-- AIM OF THE TASK --
Find every line below where the string "this" shows up, and copy those lines.

-- Records from a data source --
------------------------
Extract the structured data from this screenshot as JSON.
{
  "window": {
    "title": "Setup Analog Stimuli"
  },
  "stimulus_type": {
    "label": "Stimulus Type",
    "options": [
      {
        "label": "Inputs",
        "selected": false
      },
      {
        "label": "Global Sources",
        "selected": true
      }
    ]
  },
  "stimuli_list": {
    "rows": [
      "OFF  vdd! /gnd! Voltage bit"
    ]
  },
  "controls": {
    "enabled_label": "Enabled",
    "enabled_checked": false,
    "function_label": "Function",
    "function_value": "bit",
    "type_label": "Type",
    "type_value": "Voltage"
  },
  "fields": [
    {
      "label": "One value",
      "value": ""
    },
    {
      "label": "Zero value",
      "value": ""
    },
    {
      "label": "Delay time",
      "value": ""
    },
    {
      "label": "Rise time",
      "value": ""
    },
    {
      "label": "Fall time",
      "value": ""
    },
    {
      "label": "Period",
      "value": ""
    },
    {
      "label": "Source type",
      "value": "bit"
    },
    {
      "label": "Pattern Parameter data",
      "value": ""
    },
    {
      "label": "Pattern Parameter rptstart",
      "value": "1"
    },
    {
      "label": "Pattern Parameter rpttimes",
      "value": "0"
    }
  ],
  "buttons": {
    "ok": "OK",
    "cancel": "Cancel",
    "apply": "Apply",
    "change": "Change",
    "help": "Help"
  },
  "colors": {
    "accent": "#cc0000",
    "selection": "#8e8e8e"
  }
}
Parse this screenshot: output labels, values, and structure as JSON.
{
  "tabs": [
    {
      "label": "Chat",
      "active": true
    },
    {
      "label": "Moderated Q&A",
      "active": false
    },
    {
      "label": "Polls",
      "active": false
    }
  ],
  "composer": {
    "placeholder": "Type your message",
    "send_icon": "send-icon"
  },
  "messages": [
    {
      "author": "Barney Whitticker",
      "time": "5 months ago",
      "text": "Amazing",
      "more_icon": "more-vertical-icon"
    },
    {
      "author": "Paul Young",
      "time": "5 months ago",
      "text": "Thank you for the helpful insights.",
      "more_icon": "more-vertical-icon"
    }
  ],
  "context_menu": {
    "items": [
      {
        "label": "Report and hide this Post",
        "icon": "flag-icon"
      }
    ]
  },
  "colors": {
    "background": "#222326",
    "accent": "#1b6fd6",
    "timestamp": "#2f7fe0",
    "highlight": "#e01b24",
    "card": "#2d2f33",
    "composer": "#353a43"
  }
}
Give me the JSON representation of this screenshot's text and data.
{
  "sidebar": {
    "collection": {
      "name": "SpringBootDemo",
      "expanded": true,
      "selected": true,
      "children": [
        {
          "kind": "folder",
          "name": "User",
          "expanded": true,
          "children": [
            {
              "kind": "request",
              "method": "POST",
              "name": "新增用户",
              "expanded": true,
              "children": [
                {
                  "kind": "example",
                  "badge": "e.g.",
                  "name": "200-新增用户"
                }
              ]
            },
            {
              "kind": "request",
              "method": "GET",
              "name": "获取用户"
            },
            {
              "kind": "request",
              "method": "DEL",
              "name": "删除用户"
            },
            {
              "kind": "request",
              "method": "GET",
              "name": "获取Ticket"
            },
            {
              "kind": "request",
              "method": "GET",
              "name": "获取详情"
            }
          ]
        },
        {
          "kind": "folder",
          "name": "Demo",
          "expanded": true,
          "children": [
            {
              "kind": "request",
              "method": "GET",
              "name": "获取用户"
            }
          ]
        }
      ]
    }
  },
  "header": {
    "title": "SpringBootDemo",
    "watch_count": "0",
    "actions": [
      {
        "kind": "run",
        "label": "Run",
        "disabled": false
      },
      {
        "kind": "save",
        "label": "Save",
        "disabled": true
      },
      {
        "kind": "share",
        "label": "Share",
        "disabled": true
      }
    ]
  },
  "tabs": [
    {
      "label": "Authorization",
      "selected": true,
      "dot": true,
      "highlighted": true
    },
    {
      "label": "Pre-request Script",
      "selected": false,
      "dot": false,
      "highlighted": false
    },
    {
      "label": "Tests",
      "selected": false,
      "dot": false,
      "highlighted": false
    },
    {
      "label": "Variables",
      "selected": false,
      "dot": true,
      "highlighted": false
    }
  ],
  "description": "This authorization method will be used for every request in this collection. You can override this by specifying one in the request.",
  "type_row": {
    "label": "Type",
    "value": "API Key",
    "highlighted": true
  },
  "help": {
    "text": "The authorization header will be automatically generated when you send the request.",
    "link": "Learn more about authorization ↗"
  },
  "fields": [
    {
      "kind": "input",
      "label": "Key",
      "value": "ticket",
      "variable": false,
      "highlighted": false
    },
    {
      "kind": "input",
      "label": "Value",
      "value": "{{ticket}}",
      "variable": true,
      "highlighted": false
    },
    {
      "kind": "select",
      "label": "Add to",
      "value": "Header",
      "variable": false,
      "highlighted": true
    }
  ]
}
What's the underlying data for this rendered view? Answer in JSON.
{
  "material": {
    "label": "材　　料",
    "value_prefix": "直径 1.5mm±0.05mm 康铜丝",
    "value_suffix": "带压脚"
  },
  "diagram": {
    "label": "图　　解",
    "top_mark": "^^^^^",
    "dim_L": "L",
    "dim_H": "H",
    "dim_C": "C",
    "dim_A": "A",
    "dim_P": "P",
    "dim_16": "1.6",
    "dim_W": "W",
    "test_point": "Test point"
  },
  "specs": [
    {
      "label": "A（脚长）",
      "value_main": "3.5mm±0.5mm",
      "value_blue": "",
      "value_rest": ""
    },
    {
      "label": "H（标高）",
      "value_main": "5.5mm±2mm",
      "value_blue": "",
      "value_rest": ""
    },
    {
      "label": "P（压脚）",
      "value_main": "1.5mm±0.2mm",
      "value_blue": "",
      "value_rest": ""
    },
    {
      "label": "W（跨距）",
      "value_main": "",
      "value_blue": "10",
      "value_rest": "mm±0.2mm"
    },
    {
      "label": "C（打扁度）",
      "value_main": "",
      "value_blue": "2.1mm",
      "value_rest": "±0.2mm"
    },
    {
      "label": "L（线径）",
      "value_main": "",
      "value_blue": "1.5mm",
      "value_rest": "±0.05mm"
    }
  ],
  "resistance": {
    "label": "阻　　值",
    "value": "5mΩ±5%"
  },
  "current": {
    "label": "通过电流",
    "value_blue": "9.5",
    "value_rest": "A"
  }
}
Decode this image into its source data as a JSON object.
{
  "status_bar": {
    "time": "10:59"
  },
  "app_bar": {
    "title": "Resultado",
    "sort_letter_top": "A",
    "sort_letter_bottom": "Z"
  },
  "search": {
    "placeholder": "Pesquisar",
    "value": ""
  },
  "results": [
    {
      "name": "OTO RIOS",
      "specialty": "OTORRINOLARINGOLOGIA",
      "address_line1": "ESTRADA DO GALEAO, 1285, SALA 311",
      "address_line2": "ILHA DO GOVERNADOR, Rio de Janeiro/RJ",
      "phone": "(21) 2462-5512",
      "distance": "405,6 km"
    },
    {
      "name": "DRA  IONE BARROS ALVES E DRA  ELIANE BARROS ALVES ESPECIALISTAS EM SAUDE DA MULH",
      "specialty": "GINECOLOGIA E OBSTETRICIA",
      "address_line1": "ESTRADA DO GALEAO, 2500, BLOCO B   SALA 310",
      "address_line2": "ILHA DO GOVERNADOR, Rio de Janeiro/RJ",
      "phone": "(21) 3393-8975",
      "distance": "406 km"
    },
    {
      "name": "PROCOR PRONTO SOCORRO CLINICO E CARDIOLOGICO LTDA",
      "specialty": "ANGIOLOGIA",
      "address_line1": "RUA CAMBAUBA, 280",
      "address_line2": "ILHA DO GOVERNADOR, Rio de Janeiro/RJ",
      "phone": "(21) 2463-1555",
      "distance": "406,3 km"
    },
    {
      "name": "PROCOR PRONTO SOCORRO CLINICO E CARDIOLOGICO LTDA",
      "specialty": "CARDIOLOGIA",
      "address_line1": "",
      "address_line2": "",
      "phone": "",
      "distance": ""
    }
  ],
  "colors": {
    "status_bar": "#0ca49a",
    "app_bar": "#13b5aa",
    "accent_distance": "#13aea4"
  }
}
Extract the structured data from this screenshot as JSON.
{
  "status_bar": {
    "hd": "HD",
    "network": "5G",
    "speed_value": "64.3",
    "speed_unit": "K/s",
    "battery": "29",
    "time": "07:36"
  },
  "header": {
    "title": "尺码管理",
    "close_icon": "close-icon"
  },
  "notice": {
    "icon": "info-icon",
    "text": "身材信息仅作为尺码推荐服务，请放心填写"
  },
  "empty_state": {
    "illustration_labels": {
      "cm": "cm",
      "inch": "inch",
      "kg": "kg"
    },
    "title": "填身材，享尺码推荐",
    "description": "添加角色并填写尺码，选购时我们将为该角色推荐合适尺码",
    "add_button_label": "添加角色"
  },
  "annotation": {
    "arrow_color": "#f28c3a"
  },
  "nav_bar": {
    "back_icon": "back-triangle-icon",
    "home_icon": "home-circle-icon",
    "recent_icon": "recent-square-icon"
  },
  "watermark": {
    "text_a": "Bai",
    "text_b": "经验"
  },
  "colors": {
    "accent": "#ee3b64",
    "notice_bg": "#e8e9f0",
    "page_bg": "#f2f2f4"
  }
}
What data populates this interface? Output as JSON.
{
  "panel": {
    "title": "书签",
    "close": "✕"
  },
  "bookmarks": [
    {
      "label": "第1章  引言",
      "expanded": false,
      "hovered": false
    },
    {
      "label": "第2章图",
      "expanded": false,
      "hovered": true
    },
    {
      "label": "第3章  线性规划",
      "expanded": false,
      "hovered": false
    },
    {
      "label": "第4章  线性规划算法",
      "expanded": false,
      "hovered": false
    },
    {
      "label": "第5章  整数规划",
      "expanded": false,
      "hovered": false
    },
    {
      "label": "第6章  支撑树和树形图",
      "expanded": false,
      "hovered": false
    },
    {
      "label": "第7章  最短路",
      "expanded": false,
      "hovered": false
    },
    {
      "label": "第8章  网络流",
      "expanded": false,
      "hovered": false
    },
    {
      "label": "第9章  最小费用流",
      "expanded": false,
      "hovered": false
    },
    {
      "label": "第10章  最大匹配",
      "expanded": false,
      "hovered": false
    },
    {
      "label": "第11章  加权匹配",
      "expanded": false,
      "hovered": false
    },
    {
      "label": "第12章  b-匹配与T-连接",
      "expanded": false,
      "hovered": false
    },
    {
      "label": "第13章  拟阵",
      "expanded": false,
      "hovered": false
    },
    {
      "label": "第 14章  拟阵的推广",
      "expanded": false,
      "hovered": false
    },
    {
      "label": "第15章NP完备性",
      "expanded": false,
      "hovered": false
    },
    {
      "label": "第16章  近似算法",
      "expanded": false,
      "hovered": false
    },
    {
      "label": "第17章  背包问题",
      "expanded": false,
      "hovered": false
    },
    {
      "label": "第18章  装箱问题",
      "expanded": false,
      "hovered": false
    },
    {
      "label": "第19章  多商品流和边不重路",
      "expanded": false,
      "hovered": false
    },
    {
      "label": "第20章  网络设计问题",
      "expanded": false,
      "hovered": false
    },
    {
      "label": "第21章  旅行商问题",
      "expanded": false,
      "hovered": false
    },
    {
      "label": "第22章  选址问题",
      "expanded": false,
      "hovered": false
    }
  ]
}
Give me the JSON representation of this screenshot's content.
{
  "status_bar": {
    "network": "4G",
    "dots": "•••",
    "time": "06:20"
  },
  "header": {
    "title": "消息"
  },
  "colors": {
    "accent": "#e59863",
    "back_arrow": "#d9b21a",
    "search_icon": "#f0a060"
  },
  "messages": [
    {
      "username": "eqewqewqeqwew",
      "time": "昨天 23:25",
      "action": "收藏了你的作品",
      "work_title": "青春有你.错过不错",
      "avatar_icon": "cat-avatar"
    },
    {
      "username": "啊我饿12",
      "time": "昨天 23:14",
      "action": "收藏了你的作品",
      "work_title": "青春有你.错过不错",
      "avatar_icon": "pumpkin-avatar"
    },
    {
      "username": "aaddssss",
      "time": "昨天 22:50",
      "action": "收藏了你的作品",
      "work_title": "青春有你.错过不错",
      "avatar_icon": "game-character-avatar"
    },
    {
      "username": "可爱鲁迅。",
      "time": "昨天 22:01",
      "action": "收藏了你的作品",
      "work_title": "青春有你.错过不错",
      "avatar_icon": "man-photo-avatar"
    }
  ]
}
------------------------
-- EXERCISE SOLUTION --
Extract the structured data from this screenshot as JSON.
Parse this screenshot: output labels, values, and structure as JSON.
        "label": "Report and hide this Post",
Give me the JSON representation of this screenshot's text and data.
  "description": "This authorization method will be used for every request in this collection. You can override this by specifying one in the request.",
What's the underlying data for this rendered view? Answer in JSON.
Decode this image into its source data as a JSON object.
Extract the structured data from this screenshot as JSON.
What data populates this interface? Output as JSON.
Give me the JSON representation of this screenshot's content.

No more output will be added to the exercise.